With employees seeing increasing levels of interconnectivity through work email and messaging, it's unsurprising that many turn to their keyboards to ask and answer questions rather than picking up the phone.
While emails and text messages provide a convenient, on-the-go solution for passing on information and general communication, this channel may also be holding up your business's productivity by slowing down the decision making process.
Could picking up the phone be a simpler answer? We look at whether encouraging more use of web conferencing and teleconferencing tools could help streamline some of our daily communication and increase productivity.
Passive action through email
When we send an email with a request, we put the ball in the someone else's court, so to speak. By shifting responsibility to a second party to address an issue, we have simultaneously "dealt" with it, and made sure that in awaiting a reply, it's no longer in our hands.
Many of us find our email inboxes overflowing by mid-morning, so the process of sifting through them can be time-consuming and could slow down task management in general.
In addition, because emails are devoid of the tone and nuance present in spoken communication, we may spend longer trying to craft a friendly, or polite-sounding email to avoid the risk of coming across as too demanding or harsh.
As technology advances, it is often expected that the speed at which it operates should increase.
However, despite the "instant" nature of self-updating email, online chat and messaging services, for those short of time the spoken word may still be the best way to exchange information.
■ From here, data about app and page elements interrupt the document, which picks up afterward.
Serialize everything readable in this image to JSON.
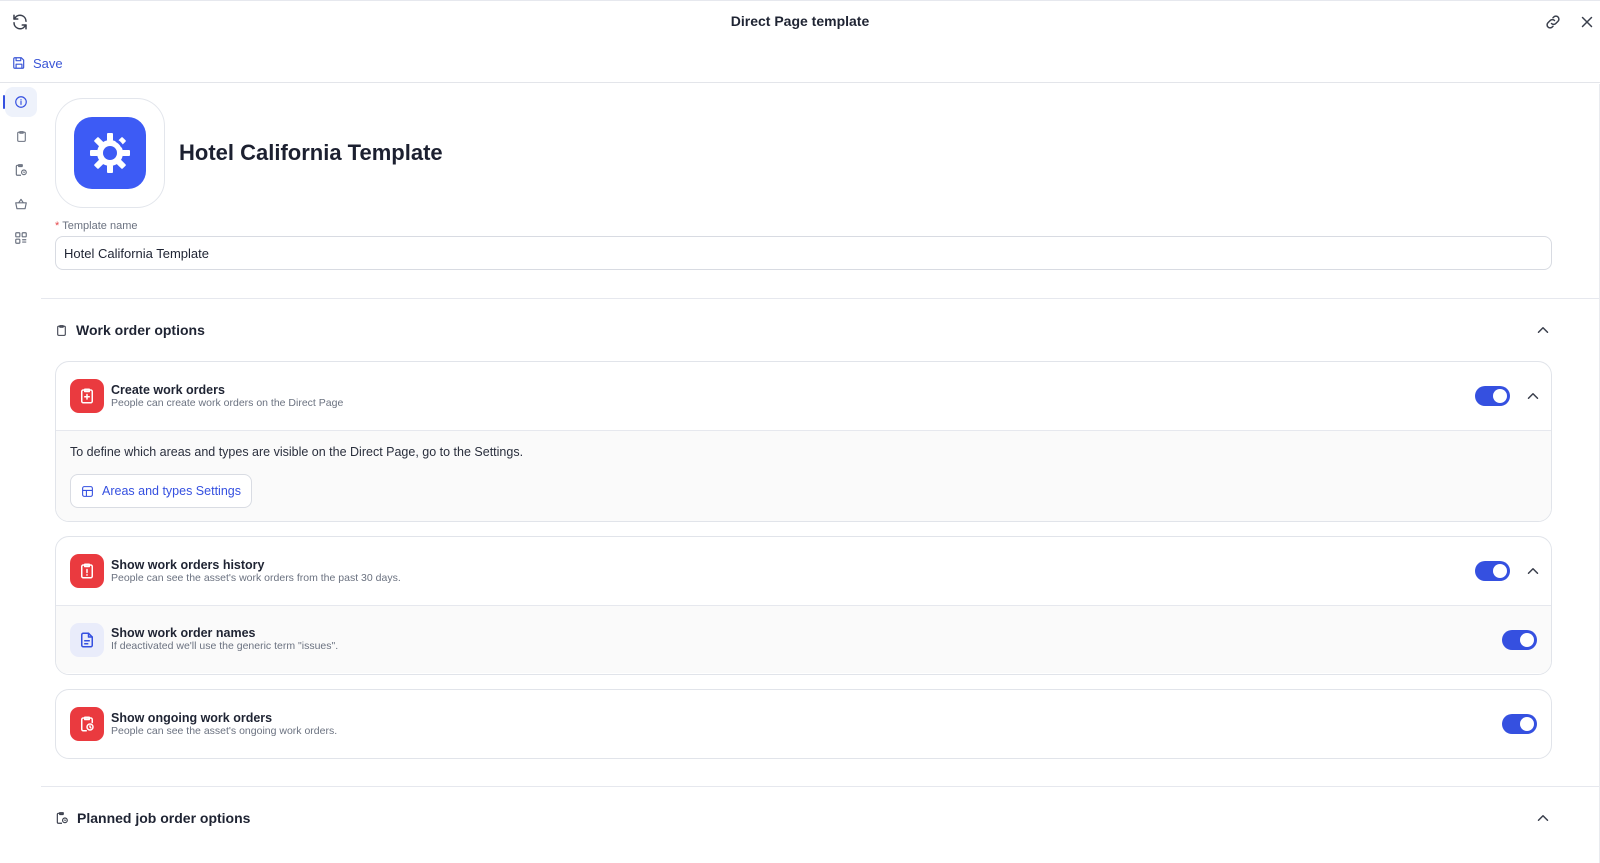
{
  "window": {
    "title": "Direct Page template",
    "refresh_icon": "refresh-icon",
    "link_icon": "link-icon",
    "close_icon": "close-icon"
  },
  "toolbar": {
    "save_label": "Save",
    "save_icon": "save-icon"
  },
  "sidenav": {
    "items": [
      {
        "icon": "info-icon",
        "active": true
      },
      {
        "icon": "clipboard-icon",
        "active": false
      },
      {
        "icon": "clipboard-clock-icon",
        "active": false
      },
      {
        "icon": "basket-icon",
        "active": false
      },
      {
        "icon": "apps-icon",
        "active": false
      }
    ]
  },
  "template": {
    "title": "Hotel California Template",
    "name_label": "Template name",
    "name_value": "Hotel California Template",
    "brand_color": "#3d5bf5"
  },
  "sections": {
    "work_orders": {
      "title": "Work order options",
      "create": {
        "title": "Create work orders",
        "subtitle": "People can create work orders on the Direct Page",
        "enabled": true,
        "info": "To define which areas and types are visible on the Direct Page, go to the Settings.",
        "settings_button": "Areas and types Settings"
      },
      "history": {
        "title": "Show work orders history",
        "subtitle": "People can see the asset's work orders from the past 30 days.",
        "enabled": true,
        "names": {
          "title": "Show work order names",
          "subtitle": "If deactivated we'll use the generic term \"issues\".",
          "enabled": true
        }
      },
      "ongoing": {
        "title": "Show ongoing work orders",
        "subtitle": "People can see the asset's ongoing work orders.",
        "enabled": true
      }
    },
    "planned": {
      "title": "Planned job order options"
    }
  },
  "colors": {
    "accent": "#3550e0",
    "danger": "#ea3a3f"
  }
}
Queries that may take a whole string of emails to puzzle through can more likely than not be solved in a minute or two over the phone.
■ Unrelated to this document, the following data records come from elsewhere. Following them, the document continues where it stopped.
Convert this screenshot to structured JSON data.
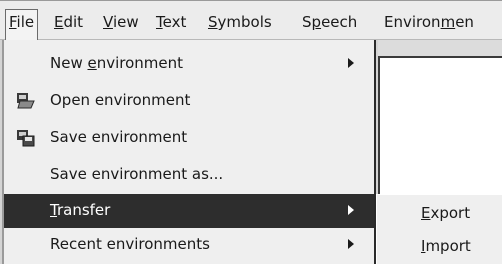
{
  "menubar": {
    "items": [
      {
        "pre": "",
        "u": "F",
        "post": "ile"
      },
      {
        "pre": "",
        "u": "E",
        "post": "dit"
      },
      {
        "pre": "",
        "u": "V",
        "post": "iew"
      },
      {
        "pre": "",
        "u": "T",
        "post": "ext"
      },
      {
        "pre": "",
        "u": "S",
        "post": "ymbols"
      },
      {
        "pre": "S",
        "u": "p",
        "post": "eech"
      },
      {
        "pre": "Environ",
        "u": "m",
        "post": "en"
      }
    ]
  },
  "file_menu": {
    "items": [
      {
        "pre": "New ",
        "u": "e",
        "post": "nvironment",
        "icon": "",
        "submenu": true
      },
      {
        "pre": "Open environment",
        "u": "",
        "post": "",
        "icon": "open-folder-icon",
        "submenu": false
      },
      {
        "pre": "Save environment",
        "u": "",
        "post": "",
        "icon": "save-disk-icon",
        "submenu": false
      },
      {
        "pre": "Save environment as...",
        "u": "",
        "post": "",
        "icon": "",
        "submenu": false
      },
      {
        "pre": "",
        "u": "T",
        "post": "ransfer",
        "icon": "",
        "submenu": true,
        "highlighted": true
      },
      {
        "pre": "Recent environments",
        "u": "",
        "post": "",
        "icon": "",
        "submenu": true
      }
    ]
  },
  "transfer_submenu": {
    "items": [
      {
        "pre": "",
        "u": "E",
        "post": "xport"
      },
      {
        "pre": "",
        "u": "I",
        "post": "mport"
      }
    ]
  }
}
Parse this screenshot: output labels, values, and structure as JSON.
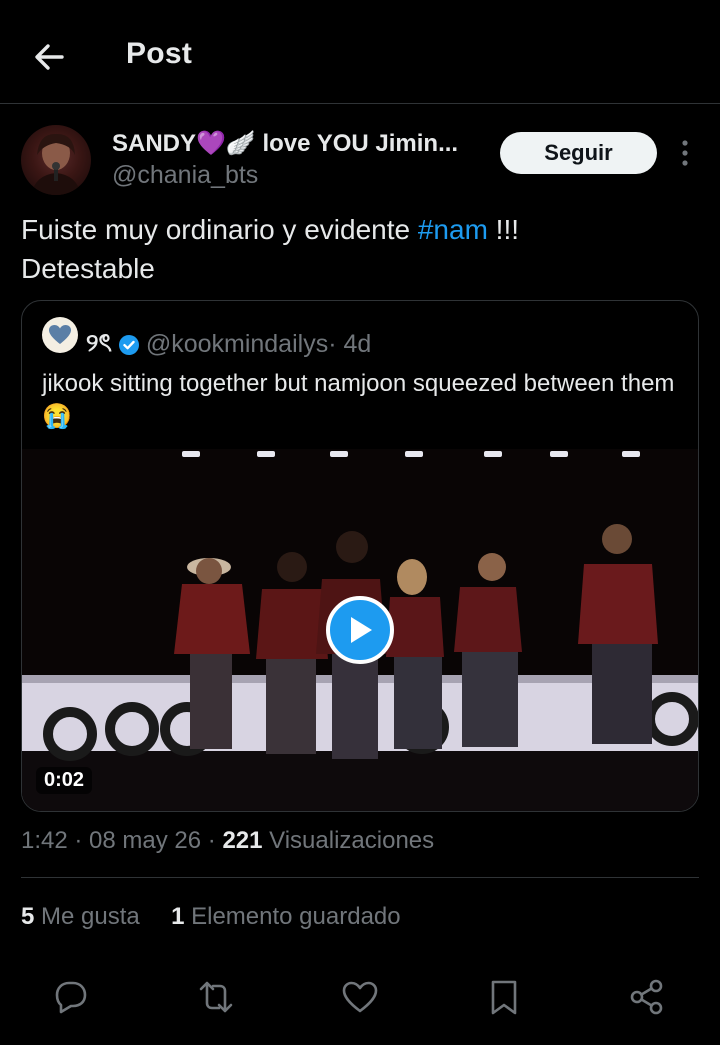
{
  "header": {
    "title": "Post",
    "back_icon": "arrow-left-icon"
  },
  "post": {
    "author_name": "SANDY💜🪽 love YOU Jimin...",
    "author_handle": "@chania_bts",
    "follow_label": "Seguir",
    "text_before": "Fuiste muy ordinario y evidente ",
    "hashtag": "#nam",
    "text_after": " !!!\nDetestable",
    "timestamp": "1:42 · 08 may 26 · ",
    "views_count": "221",
    "views_label": " Visualizaciones",
    "likes_count": "5",
    "likes_label": " Me gusta",
    "saves_count": "1",
    "saves_label": " Elemento guardado"
  },
  "quote": {
    "author_name": "୨ৎ",
    "author_handle": "@kookmindailys",
    "time": " · 4d",
    "text": "jikook sitting together but namjoon squeezed between them 😭",
    "video_duration": "0:02"
  },
  "actions": [
    "reply-icon",
    "repost-icon",
    "like-icon",
    "bookmark-icon",
    "share-icon"
  ],
  "colors": {
    "accent": "#1d9bf0",
    "background": "#000000",
    "muted": "#71767b",
    "text": "#e7e9ea"
  }
}
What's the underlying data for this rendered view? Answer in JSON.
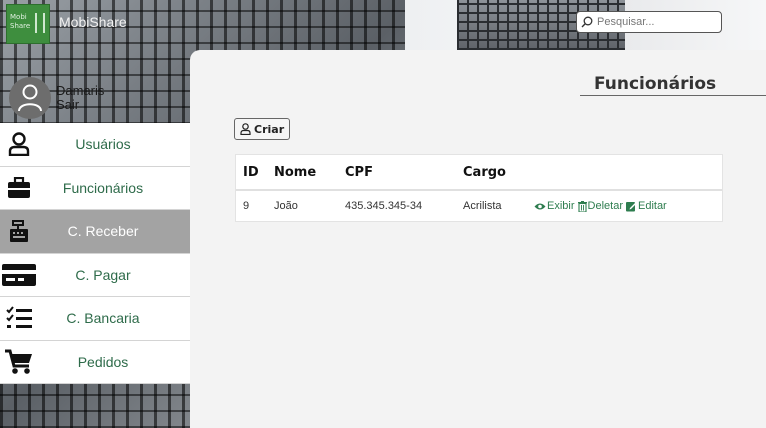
{
  "header": {
    "logo_text": "Mobi Share",
    "app_name": "MobiShare",
    "search": {
      "placeholder": "Pesquisar...",
      "value": ""
    }
  },
  "user": {
    "name": "Damaris",
    "logout_label": "Sair"
  },
  "sidebar": {
    "items": [
      {
        "label": "Usuários",
        "icon": "user-icon",
        "active": false
      },
      {
        "label": "Funcionários",
        "icon": "briefcase-icon",
        "active": false
      },
      {
        "label": "C. Receber",
        "icon": "cash-register-icon",
        "active": true
      },
      {
        "label": "C. Pagar",
        "icon": "credit-card-icon",
        "active": false
      },
      {
        "label": "C. Bancaria",
        "icon": "checklist-icon",
        "active": false
      },
      {
        "label": "Pedidos",
        "icon": "cart-icon",
        "active": false
      }
    ]
  },
  "main": {
    "title": "Funcionários",
    "create_label": "Criar",
    "table": {
      "headers": [
        "ID",
        "Nome",
        "CPF",
        "Cargo"
      ],
      "rows": [
        {
          "id": "9",
          "nome": "João",
          "cpf": "435.345.345-34",
          "cargo": "Acrilista"
        }
      ],
      "actions": {
        "view": "Exibir",
        "delete": "Deletar",
        "edit": "Editar"
      }
    }
  },
  "colors": {
    "accent_green": "#2e7d4f",
    "active_menu": "#a3a3a3",
    "logo_green": "#3e8e3e"
  }
}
In terms of collaboration, holding a teleconference is an efficient way to ensure that everyone is on the same page, and that your business can get on with what it does best.
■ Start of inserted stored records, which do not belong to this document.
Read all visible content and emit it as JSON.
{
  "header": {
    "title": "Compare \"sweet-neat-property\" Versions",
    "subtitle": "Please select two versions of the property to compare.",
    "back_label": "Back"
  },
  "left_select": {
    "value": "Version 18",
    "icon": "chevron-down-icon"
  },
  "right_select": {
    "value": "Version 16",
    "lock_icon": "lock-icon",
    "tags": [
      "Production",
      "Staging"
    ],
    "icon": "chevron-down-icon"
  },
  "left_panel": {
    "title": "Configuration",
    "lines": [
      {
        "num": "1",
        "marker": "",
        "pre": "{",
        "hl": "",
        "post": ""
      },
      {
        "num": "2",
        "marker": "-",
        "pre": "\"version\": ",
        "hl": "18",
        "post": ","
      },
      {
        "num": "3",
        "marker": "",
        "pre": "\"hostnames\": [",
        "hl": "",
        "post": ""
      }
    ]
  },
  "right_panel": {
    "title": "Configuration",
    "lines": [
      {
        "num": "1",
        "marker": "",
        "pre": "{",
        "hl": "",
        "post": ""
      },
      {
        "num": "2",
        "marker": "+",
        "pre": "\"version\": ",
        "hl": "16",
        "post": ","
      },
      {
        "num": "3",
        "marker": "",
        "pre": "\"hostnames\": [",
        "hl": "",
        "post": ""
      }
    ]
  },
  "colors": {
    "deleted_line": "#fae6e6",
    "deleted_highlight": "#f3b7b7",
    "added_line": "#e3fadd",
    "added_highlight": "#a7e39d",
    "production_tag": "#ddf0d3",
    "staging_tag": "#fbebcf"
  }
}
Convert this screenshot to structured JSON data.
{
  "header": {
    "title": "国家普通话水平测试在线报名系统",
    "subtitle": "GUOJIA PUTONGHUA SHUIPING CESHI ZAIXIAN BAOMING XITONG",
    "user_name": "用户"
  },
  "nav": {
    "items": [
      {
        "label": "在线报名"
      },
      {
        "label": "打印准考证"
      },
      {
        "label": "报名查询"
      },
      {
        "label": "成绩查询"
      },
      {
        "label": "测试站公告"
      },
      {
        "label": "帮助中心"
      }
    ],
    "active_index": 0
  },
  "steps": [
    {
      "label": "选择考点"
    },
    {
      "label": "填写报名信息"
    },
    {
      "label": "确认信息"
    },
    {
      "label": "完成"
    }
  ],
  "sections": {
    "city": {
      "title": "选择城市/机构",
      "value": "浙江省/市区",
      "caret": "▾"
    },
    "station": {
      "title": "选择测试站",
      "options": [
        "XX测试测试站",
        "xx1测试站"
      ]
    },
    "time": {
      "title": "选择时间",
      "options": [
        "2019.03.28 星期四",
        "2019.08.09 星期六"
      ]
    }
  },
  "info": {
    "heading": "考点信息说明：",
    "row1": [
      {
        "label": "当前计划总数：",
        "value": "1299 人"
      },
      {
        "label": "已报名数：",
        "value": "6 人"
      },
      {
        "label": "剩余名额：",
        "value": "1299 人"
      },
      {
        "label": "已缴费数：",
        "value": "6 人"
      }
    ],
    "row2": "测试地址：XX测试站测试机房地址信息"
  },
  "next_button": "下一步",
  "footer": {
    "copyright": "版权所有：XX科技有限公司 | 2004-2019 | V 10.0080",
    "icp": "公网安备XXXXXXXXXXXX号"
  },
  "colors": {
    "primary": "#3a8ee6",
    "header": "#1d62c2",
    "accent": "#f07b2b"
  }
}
Millennials more likely to email
The recent "Bosses say 'pick up the phone'" piece published by the Wall Street Journal (WSJ), reignited the discussion over the place of the telephone in the modern day workplace.
One of the arguments entailed Millennial employees holding certain biases as to how they would prefer to be contacted, having grown up with a wide array of digital communication including texting and instant messaging.
According to the WSJ, an apparent tendency to eschew the phone could potentially impact businesses' creativity and productivity.
Docstoc's Chief Executive, Jason Nazar told the WSJ that he believed his company had missed out on hiring opportunities due to his Millennial age employees using email rather than calling to contact applicants.
"If you can do something more quickly and more efficiently by using older technology, then do it," said Mr Nazar.